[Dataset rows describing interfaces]
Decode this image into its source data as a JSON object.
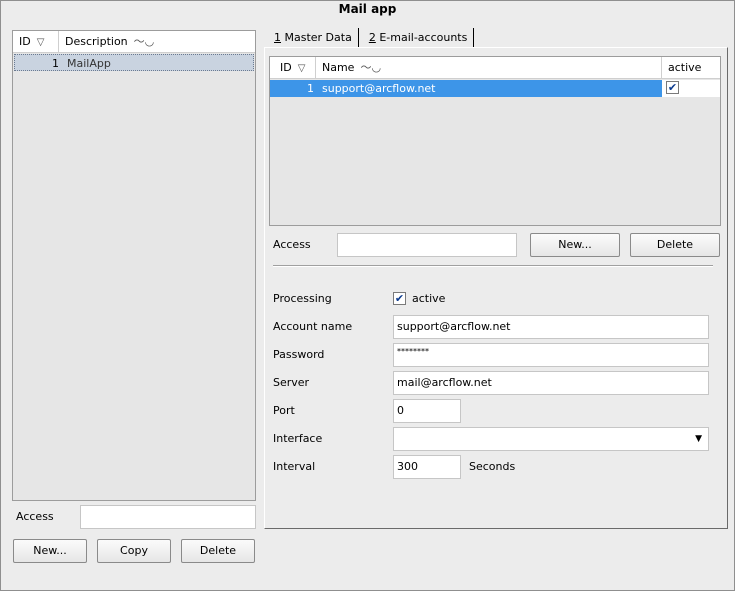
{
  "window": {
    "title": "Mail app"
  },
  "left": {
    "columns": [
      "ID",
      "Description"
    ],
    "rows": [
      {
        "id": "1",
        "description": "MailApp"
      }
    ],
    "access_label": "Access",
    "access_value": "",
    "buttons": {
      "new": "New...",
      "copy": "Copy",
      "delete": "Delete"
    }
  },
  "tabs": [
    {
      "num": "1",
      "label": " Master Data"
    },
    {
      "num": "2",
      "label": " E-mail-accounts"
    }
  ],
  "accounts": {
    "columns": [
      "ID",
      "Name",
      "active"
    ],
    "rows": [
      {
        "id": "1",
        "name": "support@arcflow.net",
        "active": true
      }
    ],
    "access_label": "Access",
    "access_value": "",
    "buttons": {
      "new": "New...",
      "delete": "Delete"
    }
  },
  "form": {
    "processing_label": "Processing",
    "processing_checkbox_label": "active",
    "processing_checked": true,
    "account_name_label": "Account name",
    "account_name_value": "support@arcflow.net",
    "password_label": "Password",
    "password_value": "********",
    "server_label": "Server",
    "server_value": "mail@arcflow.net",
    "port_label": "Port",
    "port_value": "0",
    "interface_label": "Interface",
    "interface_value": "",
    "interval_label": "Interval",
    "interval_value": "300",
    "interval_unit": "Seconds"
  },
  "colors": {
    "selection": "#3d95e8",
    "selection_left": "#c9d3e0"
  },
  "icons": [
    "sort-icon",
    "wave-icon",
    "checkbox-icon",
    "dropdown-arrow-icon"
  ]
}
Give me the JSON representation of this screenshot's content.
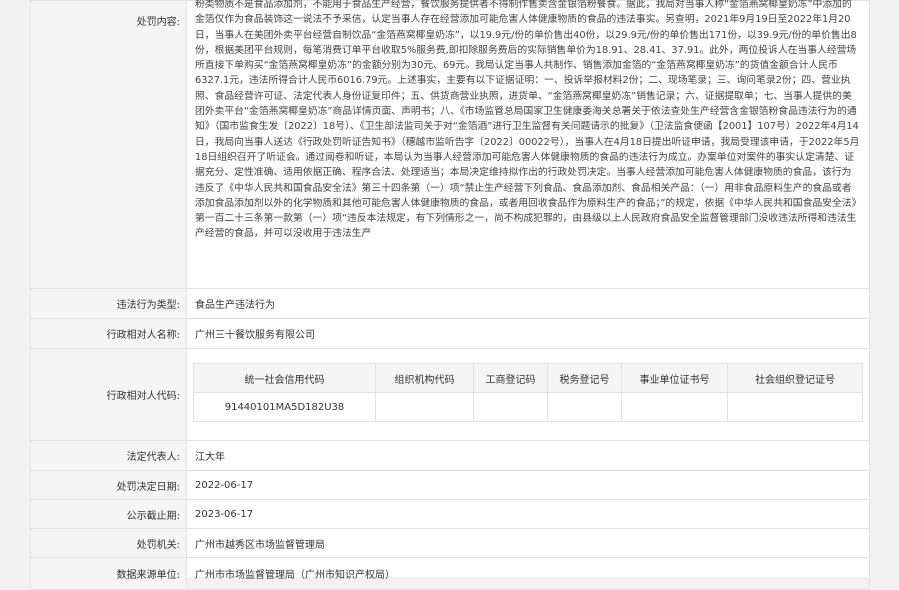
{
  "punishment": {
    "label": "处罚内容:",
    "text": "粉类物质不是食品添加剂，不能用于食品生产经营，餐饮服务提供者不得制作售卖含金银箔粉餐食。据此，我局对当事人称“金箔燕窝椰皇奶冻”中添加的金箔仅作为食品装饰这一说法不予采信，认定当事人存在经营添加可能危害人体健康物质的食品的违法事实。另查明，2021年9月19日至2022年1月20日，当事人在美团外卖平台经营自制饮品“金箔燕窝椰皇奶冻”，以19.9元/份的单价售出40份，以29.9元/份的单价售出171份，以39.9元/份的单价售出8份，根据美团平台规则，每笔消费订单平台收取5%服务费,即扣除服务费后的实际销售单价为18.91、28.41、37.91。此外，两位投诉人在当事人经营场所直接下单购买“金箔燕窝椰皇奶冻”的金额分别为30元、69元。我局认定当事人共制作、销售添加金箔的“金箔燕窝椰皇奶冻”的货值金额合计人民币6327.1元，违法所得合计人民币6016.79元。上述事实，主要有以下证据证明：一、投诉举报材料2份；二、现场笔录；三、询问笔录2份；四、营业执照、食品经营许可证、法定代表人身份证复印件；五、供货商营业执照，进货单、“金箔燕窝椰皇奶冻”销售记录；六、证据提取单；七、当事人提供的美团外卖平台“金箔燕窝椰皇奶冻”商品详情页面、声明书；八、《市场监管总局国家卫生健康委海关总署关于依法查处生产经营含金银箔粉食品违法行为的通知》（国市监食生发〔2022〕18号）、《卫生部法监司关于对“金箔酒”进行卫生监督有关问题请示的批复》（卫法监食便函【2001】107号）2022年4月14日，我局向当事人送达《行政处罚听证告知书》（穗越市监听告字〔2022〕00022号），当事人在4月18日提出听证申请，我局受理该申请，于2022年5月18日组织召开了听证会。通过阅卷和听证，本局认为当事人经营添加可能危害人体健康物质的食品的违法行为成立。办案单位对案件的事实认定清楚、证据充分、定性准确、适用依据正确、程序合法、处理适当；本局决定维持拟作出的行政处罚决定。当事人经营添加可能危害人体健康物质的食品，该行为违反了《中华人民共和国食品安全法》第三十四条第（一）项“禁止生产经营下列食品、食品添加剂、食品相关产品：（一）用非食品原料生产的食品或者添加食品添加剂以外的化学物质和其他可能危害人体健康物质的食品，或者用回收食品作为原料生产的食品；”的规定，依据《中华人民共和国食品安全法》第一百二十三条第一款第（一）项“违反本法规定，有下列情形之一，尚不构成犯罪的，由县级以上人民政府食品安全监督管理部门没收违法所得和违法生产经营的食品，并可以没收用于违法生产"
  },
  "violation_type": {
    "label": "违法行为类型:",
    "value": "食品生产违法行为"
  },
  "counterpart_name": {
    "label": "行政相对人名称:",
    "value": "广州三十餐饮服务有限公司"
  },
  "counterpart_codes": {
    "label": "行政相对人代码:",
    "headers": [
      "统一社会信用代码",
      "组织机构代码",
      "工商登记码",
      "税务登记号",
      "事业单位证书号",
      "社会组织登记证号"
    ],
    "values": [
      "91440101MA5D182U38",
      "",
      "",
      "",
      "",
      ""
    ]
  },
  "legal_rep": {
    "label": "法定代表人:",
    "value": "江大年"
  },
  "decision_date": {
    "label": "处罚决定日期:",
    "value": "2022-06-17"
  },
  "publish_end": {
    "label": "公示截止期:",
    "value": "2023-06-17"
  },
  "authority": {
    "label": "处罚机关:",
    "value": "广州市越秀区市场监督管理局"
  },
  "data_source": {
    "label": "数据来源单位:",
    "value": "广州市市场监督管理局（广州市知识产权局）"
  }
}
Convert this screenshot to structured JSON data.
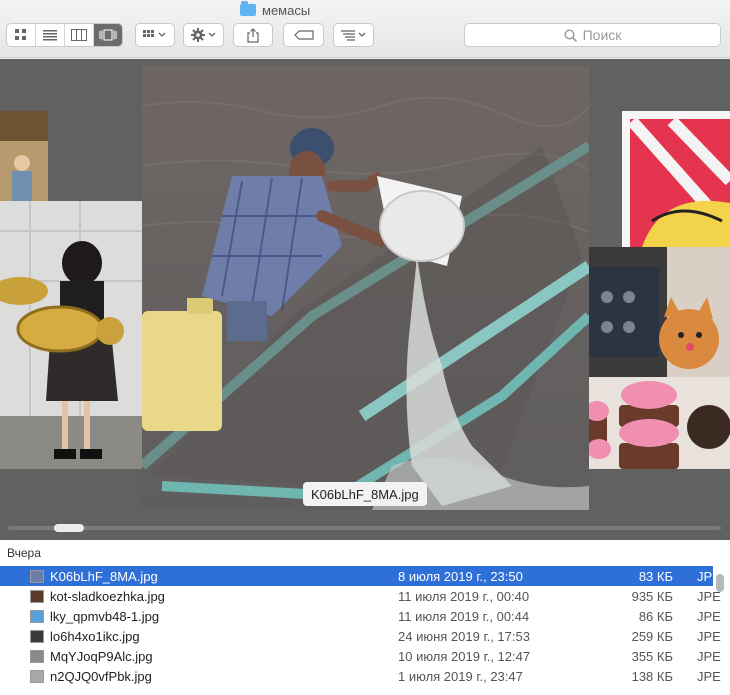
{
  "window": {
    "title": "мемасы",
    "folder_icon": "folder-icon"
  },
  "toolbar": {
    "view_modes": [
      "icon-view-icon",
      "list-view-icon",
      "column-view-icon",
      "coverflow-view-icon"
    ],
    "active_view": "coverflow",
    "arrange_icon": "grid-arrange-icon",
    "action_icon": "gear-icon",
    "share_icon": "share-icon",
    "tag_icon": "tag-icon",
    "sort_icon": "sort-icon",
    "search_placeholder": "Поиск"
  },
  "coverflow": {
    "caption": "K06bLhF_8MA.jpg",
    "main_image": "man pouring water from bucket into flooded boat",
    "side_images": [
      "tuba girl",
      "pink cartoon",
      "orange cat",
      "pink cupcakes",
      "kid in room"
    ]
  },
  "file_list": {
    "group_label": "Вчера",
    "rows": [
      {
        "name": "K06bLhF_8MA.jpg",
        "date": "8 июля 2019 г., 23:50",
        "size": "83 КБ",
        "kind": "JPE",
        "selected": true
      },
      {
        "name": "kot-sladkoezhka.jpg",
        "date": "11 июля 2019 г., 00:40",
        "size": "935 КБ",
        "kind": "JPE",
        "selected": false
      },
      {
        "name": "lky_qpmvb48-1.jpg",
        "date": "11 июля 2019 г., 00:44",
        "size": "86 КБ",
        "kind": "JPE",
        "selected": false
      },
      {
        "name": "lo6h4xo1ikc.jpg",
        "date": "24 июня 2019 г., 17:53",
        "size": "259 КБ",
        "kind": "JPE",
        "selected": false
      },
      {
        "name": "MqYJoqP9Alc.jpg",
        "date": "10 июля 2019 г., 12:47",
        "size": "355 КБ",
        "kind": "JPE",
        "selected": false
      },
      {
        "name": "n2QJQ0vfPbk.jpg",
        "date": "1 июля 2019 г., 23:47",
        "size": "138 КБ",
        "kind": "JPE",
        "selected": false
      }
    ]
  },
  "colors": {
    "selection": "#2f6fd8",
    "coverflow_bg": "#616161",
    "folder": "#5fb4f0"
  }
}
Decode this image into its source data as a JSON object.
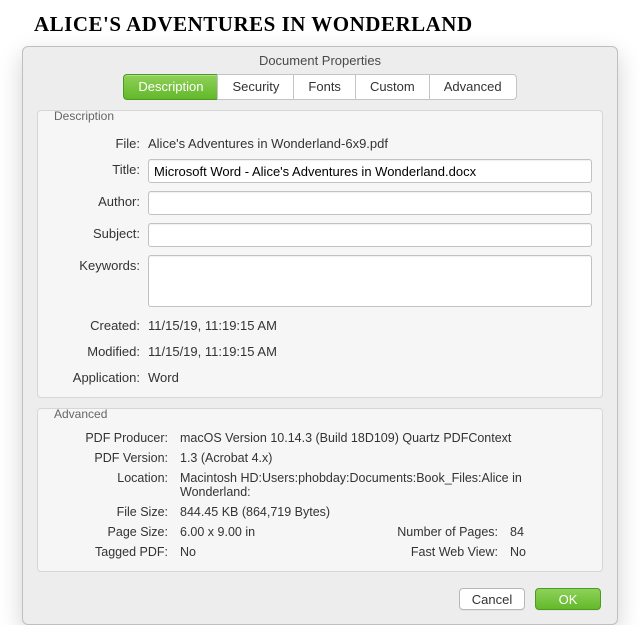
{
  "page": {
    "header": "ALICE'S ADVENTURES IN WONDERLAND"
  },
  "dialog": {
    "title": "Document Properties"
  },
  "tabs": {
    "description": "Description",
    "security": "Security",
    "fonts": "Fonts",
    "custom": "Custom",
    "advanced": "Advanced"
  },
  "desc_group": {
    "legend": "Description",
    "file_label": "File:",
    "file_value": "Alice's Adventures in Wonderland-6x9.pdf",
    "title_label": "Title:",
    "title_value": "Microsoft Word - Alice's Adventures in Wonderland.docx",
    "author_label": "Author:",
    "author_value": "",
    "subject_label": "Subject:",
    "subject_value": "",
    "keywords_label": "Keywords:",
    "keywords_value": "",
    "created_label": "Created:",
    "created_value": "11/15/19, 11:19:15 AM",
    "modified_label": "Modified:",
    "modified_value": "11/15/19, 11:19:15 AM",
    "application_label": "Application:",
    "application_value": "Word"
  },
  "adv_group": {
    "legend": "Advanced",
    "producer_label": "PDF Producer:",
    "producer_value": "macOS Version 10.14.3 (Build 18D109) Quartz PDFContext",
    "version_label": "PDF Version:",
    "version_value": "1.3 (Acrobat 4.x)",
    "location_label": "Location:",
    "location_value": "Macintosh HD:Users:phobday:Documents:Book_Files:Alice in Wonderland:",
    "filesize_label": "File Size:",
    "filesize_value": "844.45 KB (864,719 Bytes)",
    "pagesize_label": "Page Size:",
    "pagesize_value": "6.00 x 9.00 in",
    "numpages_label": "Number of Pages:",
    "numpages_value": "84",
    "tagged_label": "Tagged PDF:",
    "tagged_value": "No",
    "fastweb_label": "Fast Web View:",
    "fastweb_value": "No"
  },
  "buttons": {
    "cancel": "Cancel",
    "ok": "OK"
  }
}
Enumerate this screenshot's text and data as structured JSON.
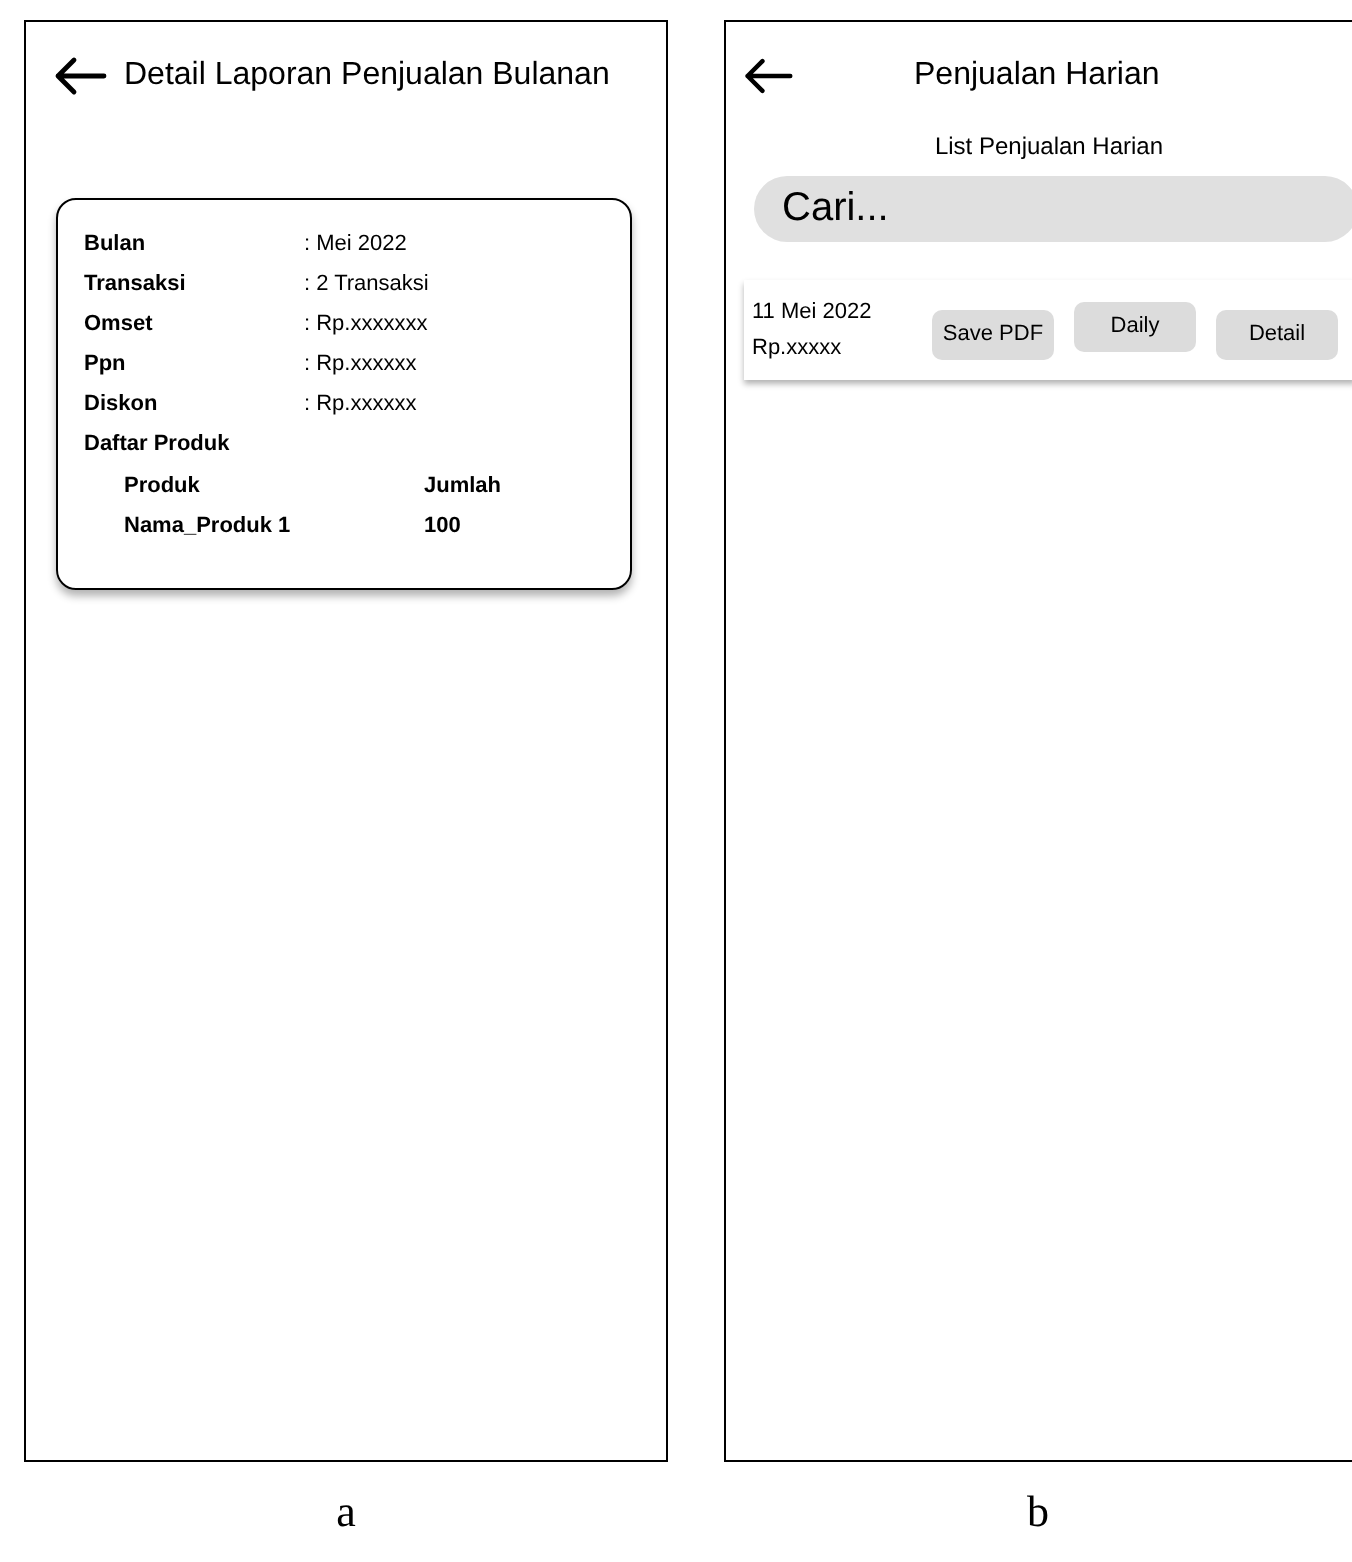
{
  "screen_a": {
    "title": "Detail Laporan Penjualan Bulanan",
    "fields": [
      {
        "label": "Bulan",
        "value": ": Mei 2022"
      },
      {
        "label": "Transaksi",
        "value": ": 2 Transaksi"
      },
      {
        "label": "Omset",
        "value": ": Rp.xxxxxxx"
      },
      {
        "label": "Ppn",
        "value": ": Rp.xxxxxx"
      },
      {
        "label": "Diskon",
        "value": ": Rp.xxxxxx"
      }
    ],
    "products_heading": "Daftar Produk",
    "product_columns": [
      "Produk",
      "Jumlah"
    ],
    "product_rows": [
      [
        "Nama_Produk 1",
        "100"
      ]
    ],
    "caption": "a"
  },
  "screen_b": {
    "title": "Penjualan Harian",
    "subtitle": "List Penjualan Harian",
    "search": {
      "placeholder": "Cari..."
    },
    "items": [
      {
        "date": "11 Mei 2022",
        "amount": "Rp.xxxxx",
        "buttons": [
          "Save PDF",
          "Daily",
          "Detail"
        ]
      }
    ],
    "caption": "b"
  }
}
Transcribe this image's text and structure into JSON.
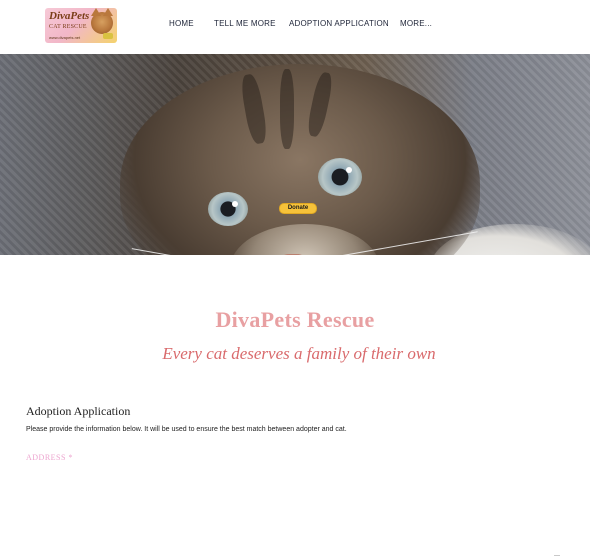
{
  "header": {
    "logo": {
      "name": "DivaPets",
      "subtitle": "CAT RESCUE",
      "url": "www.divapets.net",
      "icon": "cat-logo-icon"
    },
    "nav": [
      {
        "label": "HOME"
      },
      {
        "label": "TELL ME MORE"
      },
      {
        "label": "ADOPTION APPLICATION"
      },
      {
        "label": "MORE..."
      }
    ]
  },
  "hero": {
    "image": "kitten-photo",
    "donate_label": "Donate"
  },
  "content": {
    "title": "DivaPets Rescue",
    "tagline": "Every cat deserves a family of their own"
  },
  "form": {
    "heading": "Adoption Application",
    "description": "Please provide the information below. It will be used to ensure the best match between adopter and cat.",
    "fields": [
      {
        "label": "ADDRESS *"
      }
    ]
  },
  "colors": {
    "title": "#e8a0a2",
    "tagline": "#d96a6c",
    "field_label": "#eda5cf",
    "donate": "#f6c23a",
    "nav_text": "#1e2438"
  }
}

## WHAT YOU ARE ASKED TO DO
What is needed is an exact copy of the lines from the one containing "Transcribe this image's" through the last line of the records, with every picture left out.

## WRITTEN ANSWER
Transcribe this image's text and structure into JSON.
{
  "header": {
    "logo": {
      "name": "DivaPets",
      "subtitle": "CAT RESCUE",
      "url": "www.divapets.net",
      "icon": "cat-logo-icon"
    },
    "nav": [
      {
        "label": "HOME"
      },
      {
        "label": "TELL ME MORE"
      },
      {
        "label": "ADOPTION APPLICATION"
      },
      {
        "label": "MORE..."
      }
    ]
  },
  "hero": {
    "image": "kitten-photo",
    "donate_label": "Donate"
  },
  "content": {
    "title": "DivaPets Rescue",
    "tagline": "Every cat deserves a family of their own"
  },
  "form": {
    "heading": "Adoption Application",
    "description": "Please provide the information below. It will be used to ensure the best match between adopter and cat.",
    "fields": [
      {
        "label": "ADDRESS *"
      }
    ]
  },
  "colors": {
    "title": "#e8a0a2",
    "tagline": "#d96a6c",
    "field_label": "#eda5cf",
    "donate": "#f6c23a",
    "nav_text": "#1e2438"
  }
}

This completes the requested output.